“When people are forced to walk long distances to the nearest signalized intersection, they are more likely to choose the riskier option of sprinting across multiple lanes of traffic,” Harkey said. “Communities can improve safety by providing more options to safely cross.”

Improving how drivers—and cars—“see” pedestrians in the dark could make a big difference, the study suggests. That includes better, more powerful headlights and new pedestrian-detection systems, just now making their way into new cars.

“Vehicles have become larger and more powerful and, when combined with higher speed limits, that means that a driver’s ability to see pedestrians sooner is critical to being able to react and stop in time,” says Jennifer Stockburger, director of operations at CR’s Auto Test Center. “That’s true whether it’s improving the driver’s ability to see with better headlights or through the vehicle’s own safety-system’s cameras.”
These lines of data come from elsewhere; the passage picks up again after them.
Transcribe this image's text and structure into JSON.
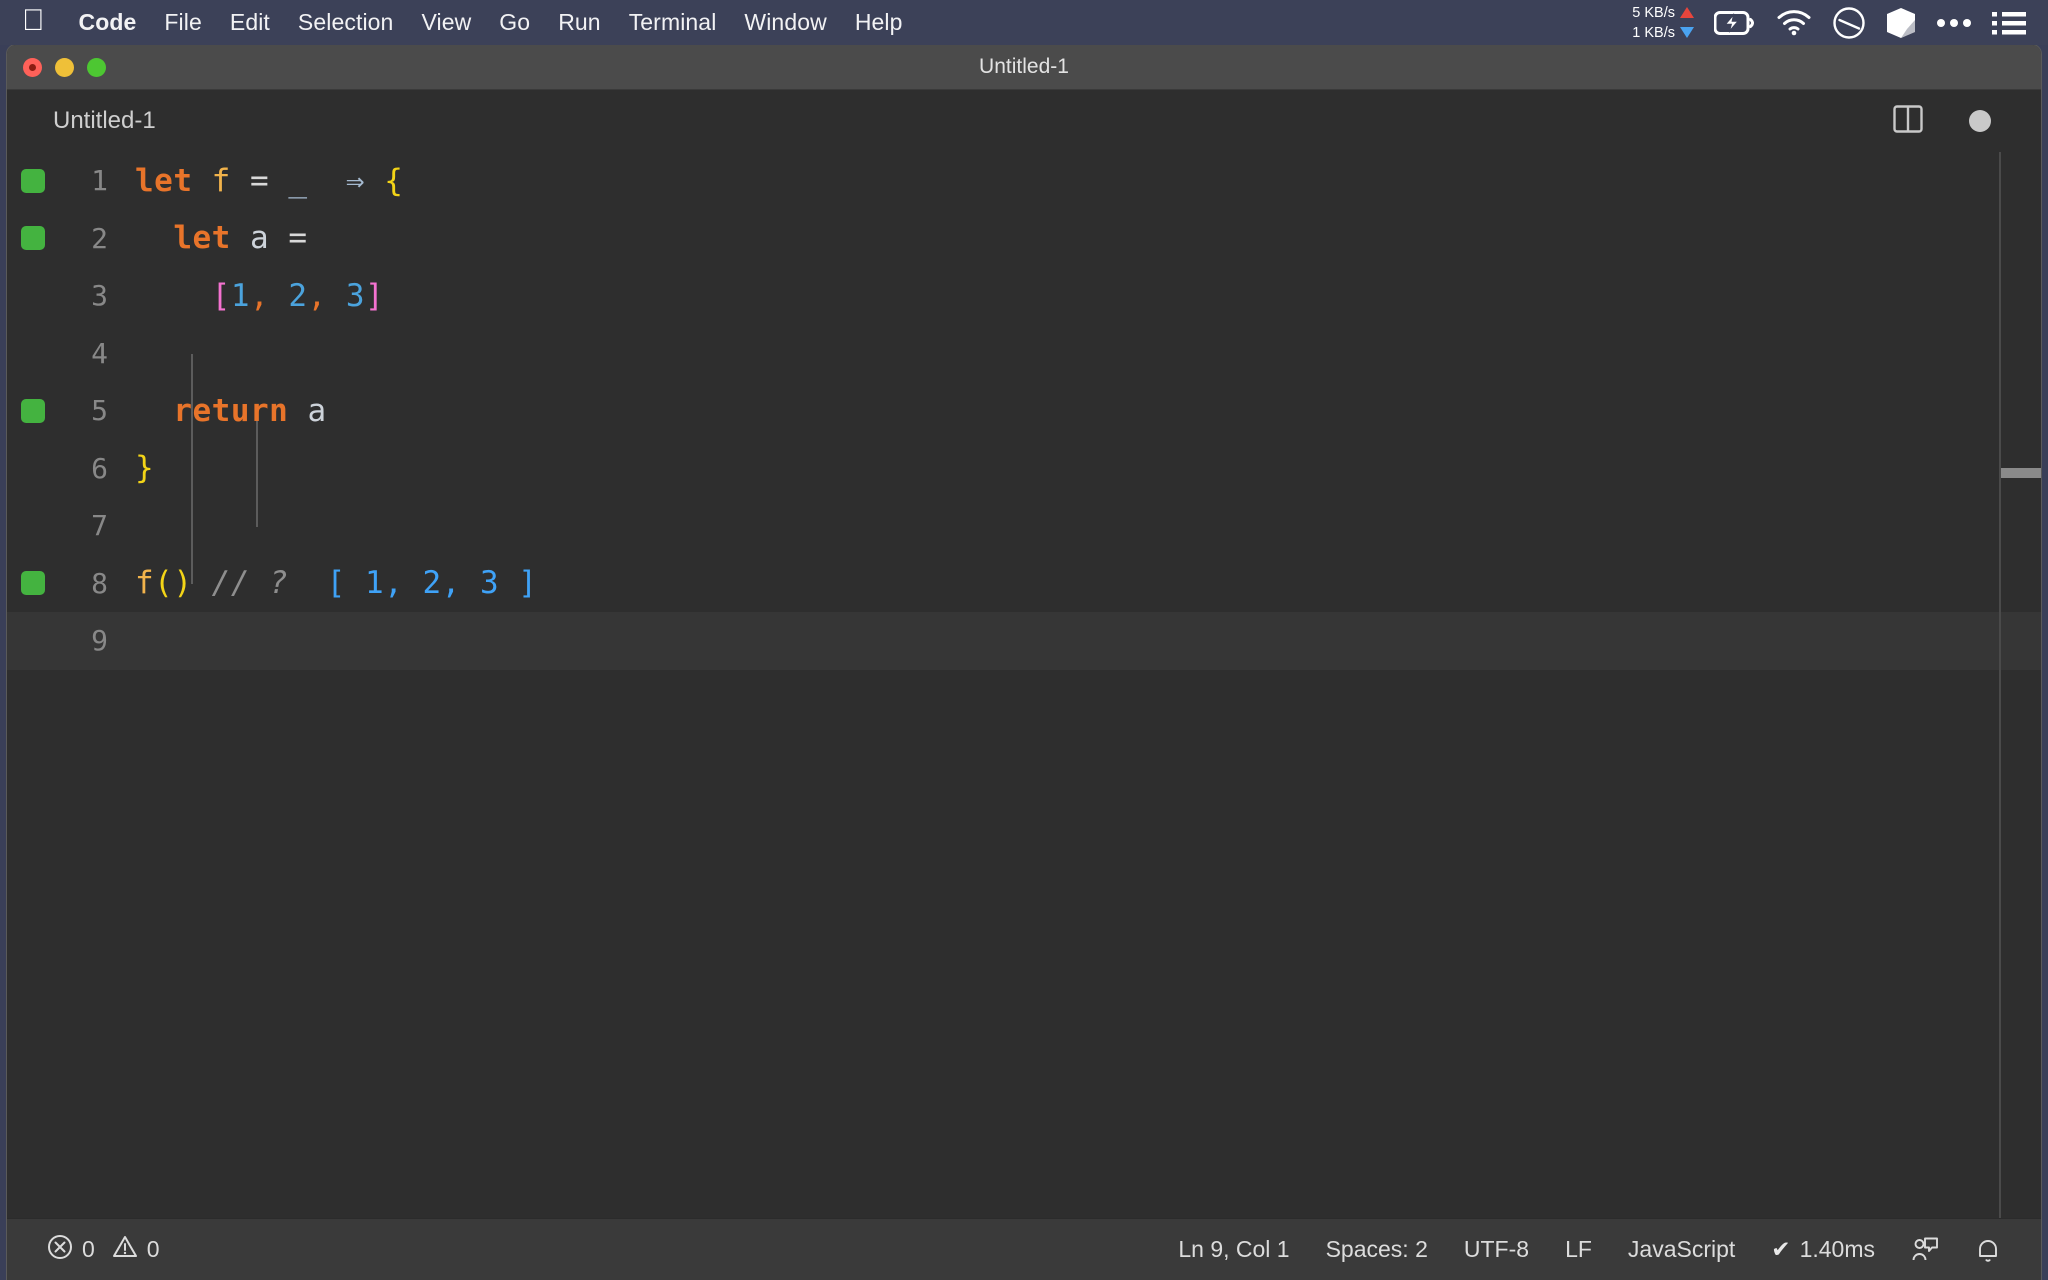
{
  "menubar": {
    "apple_icon": "apple-logo-icon",
    "items": [
      {
        "label": "Code",
        "bold": true
      },
      {
        "label": "File",
        "bold": false
      },
      {
        "label": "Edit",
        "bold": false
      },
      {
        "label": "Selection",
        "bold": false
      },
      {
        "label": "View",
        "bold": false
      },
      {
        "label": "Go",
        "bold": false
      },
      {
        "label": "Run",
        "bold": false
      },
      {
        "label": "Terminal",
        "bold": false
      },
      {
        "label": "Window",
        "bold": false
      },
      {
        "label": "Help",
        "bold": false
      }
    ],
    "tray": {
      "upload_speed": "5 KB/s",
      "download_speed": "1 KB/s",
      "icons": [
        "battery-charging-icon",
        "wifi-icon",
        "do-not-disturb-icon",
        "box-3d-icon",
        "ellipsis-icon",
        "list-menu-icon"
      ]
    }
  },
  "window": {
    "title": "Untitled-1",
    "traffic_lights": [
      "close",
      "minimize",
      "zoom"
    ]
  },
  "tabbar": {
    "tab_label": "Untitled-1",
    "split_editor_icon": "split-editor-icon",
    "dirty_indicator": "unsaved-dot-icon"
  },
  "editor": {
    "language": "JavaScript",
    "lines": [
      {
        "number": "1",
        "marker": true,
        "current": false,
        "tokens": [
          {
            "t": "let",
            "c": "kw"
          },
          {
            "t": " ",
            "c": "op"
          },
          {
            "t": "f",
            "c": "fn"
          },
          {
            "t": " ",
            "c": "op"
          },
          {
            "t": "=",
            "c": "op"
          },
          {
            "t": " ",
            "c": "op"
          },
          {
            "t": "_",
            "c": "arrow"
          },
          {
            "t": "  ",
            "c": "op"
          },
          {
            "t": "⇒",
            "c": "arrow"
          },
          {
            "t": " ",
            "c": "op"
          },
          {
            "t": "{",
            "c": "brace"
          }
        ]
      },
      {
        "number": "2",
        "marker": true,
        "current": false,
        "tokens": [
          {
            "t": "  ",
            "c": "op"
          },
          {
            "t": "let",
            "c": "kw"
          },
          {
            "t": " ",
            "c": "op"
          },
          {
            "t": "a",
            "c": "ident"
          },
          {
            "t": " ",
            "c": "op"
          },
          {
            "t": "=",
            "c": "op"
          }
        ]
      },
      {
        "number": "3",
        "marker": false,
        "current": false,
        "tokens": [
          {
            "t": "    ",
            "c": "op"
          },
          {
            "t": "[",
            "c": "bracket"
          },
          {
            "t": "1",
            "c": "num"
          },
          {
            "t": ",",
            "c": "comma"
          },
          {
            "t": " ",
            "c": "op"
          },
          {
            "t": "2",
            "c": "num"
          },
          {
            "t": ",",
            "c": "comma"
          },
          {
            "t": " ",
            "c": "op"
          },
          {
            "t": "3",
            "c": "num"
          },
          {
            "t": "]",
            "c": "bracket"
          }
        ]
      },
      {
        "number": "4",
        "marker": false,
        "current": false,
        "tokens": []
      },
      {
        "number": "5",
        "marker": true,
        "current": false,
        "tokens": [
          {
            "t": "  ",
            "c": "op"
          },
          {
            "t": "return",
            "c": "kw"
          },
          {
            "t": " ",
            "c": "op"
          },
          {
            "t": "a",
            "c": "ident"
          }
        ]
      },
      {
        "number": "6",
        "marker": false,
        "current": false,
        "tokens": [
          {
            "t": "}",
            "c": "brace"
          }
        ]
      },
      {
        "number": "7",
        "marker": false,
        "current": false,
        "tokens": []
      },
      {
        "number": "8",
        "marker": true,
        "current": false,
        "tokens": [
          {
            "t": "f",
            "c": "fn"
          },
          {
            "t": "()",
            "c": "brace"
          },
          {
            "t": " ",
            "c": "op"
          },
          {
            "t": "// ?",
            "c": "comment"
          },
          {
            "t": "  ",
            "c": "op"
          },
          {
            "t": "[ 1, 2, 3 ]",
            "c": "result"
          }
        ]
      },
      {
        "number": "9",
        "marker": false,
        "current": true,
        "tokens": []
      }
    ]
  },
  "statusbar": {
    "errors_icon": "error-circle-icon",
    "errors_count": "0",
    "warnings_icon": "warning-triangle-icon",
    "warnings_count": "0",
    "cursor_position": "Ln 9, Col 1",
    "indentation": "Spaces: 2",
    "encoding": "UTF-8",
    "eol": "LF",
    "language_mode": "JavaScript",
    "run_time": "1.40ms",
    "run_time_icon": "check-mark-icon",
    "remote_icon": "live-share-icon",
    "notifications_icon": "bell-icon"
  },
  "colors": {
    "menubar_bg": "#3c4158",
    "titlebar_bg": "#4b4b4b",
    "editor_bg": "#2e2e2e",
    "statusbar_bg": "#3a3a3a",
    "marker_green": "#44b340",
    "keyword_orange": "#e8742a",
    "brace_yellow": "#f3d417",
    "bracket_pink": "#f472d0",
    "number_blue": "#4ba3dd",
    "result_blue": "#3fa2f7",
    "comment_gray": "#8e8e8e"
  }
}
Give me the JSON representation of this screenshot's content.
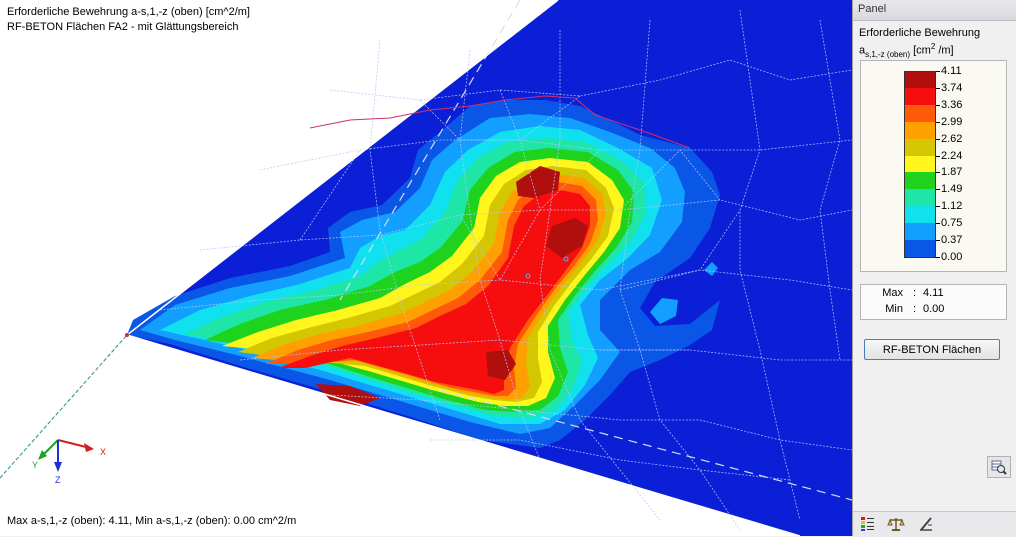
{
  "viewport": {
    "title_line1": "Erforderliche Bewehrung a-s,1,-z (oben) [cm^2/m]",
    "title_line2": "RF-BETON Flächen FA2 - mit Glättungsbereich",
    "status_text": "Max a-s,1,-z (oben): 4.11, Min a-s,1,-z (oben): 0.00 cm^2/m",
    "axes": {
      "x": "X",
      "y": "Y",
      "z": "Z"
    },
    "contour_colors": {
      "c0": "#0a1fd6",
      "c1": "#0a56e6",
      "c2": "#139fff",
      "c3": "#11e0ef",
      "c4": "#1ee6a6",
      "c5": "#1ed21e",
      "c6": "#fff61e",
      "c7": "#d4c600",
      "c8": "#ff9f00",
      "c9": "#ff5a0a",
      "c10": "#f60e0e",
      "c11": "#b10e0e"
    }
  },
  "panel": {
    "header": "Panel",
    "legend_title": "Erforderliche Bewehrung",
    "legend_symbol_main": "a",
    "legend_symbol_sub": "s,1,-z (oben)",
    "legend_unit_prefix": "[cm",
    "legend_unit_sup": "2",
    "legend_unit_suffix": " /m]",
    "legend": [
      {
        "value": "4.11",
        "color": "#b10e0e"
      },
      {
        "value": "3.74",
        "color": "#f60e0e"
      },
      {
        "value": "3.36",
        "color": "#ff5a0a"
      },
      {
        "value": "2.99",
        "color": "#ff9f00"
      },
      {
        "value": "2.62",
        "color": "#d4c600"
      },
      {
        "value": "2.24",
        "color": "#fff61e"
      },
      {
        "value": "1.87",
        "color": "#1ed21e"
      },
      {
        "value": "1.49",
        "color": "#1ee6a6"
      },
      {
        "value": "1.12",
        "color": "#11e0ef"
      },
      {
        "value": "0.75",
        "color": "#139fff"
      },
      {
        "value": "0.37",
        "color": "#0a56e6"
      },
      {
        "value": "0.00",
        "color": "#0a1fd6"
      }
    ],
    "max_label": "Max",
    "min_label": "Min",
    "separator": ":",
    "max_value": "4.11",
    "min_value": "0.00",
    "button_label": "RF-BETON Flächen"
  }
}
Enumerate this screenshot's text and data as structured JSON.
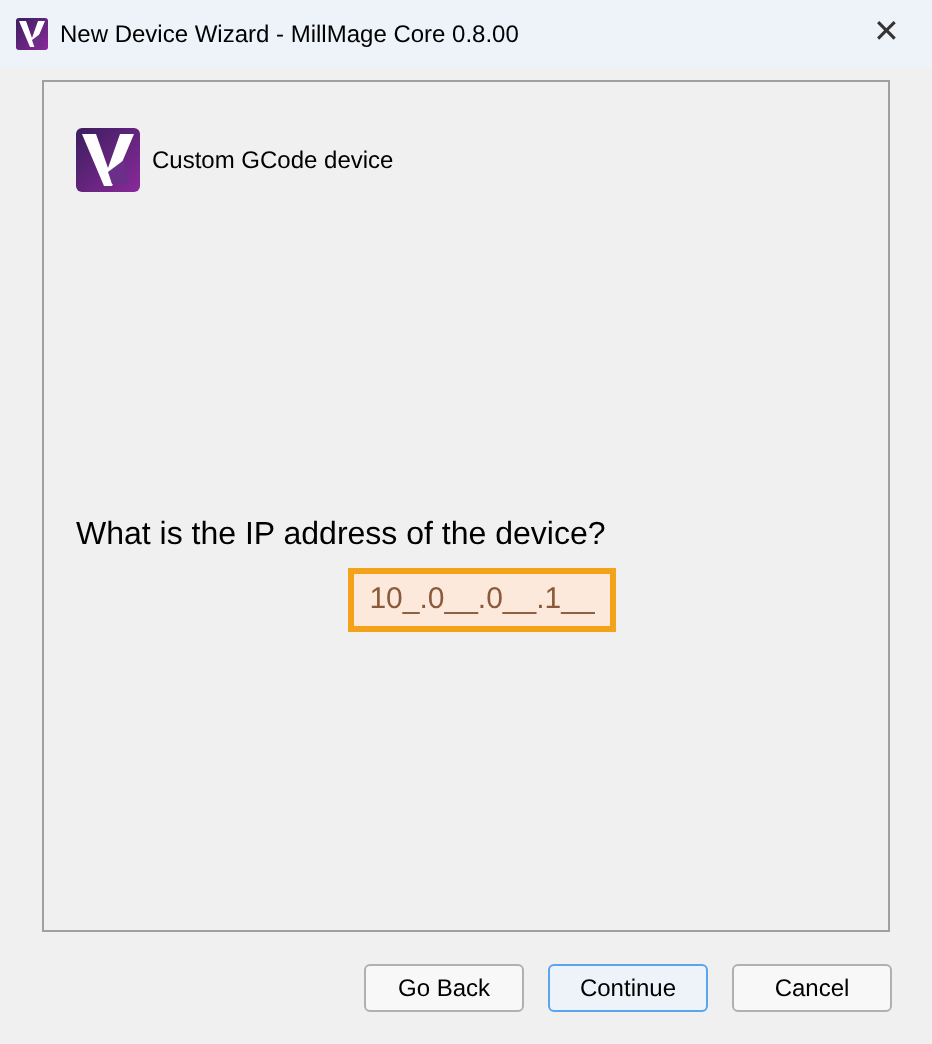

A recent analysis by the Highway Loss Data Institute (HLDI) found that Subarus equipped with a pedestrian-detection system had 35 percent lower claim rates for injuries than the same vehicles without the system. The institute does research on insurance-loss statistics involving U.S. and Canadian cars, SUVs, pickup trucks, and motorcycles. The Subaru system is the only one that’s been evaluated by HLDI, although other automakers offer similar systems.

The bottom line is that roads are becoming more dangerous for pedestrians and drivers. People who must walk along or across a road at night should wear bright reflective clothing and carry a flashlight. When walking near traffic, they should pay attention to their surroundings and avoid distractions, such as smartphones. 

Pedestrians crossing street in city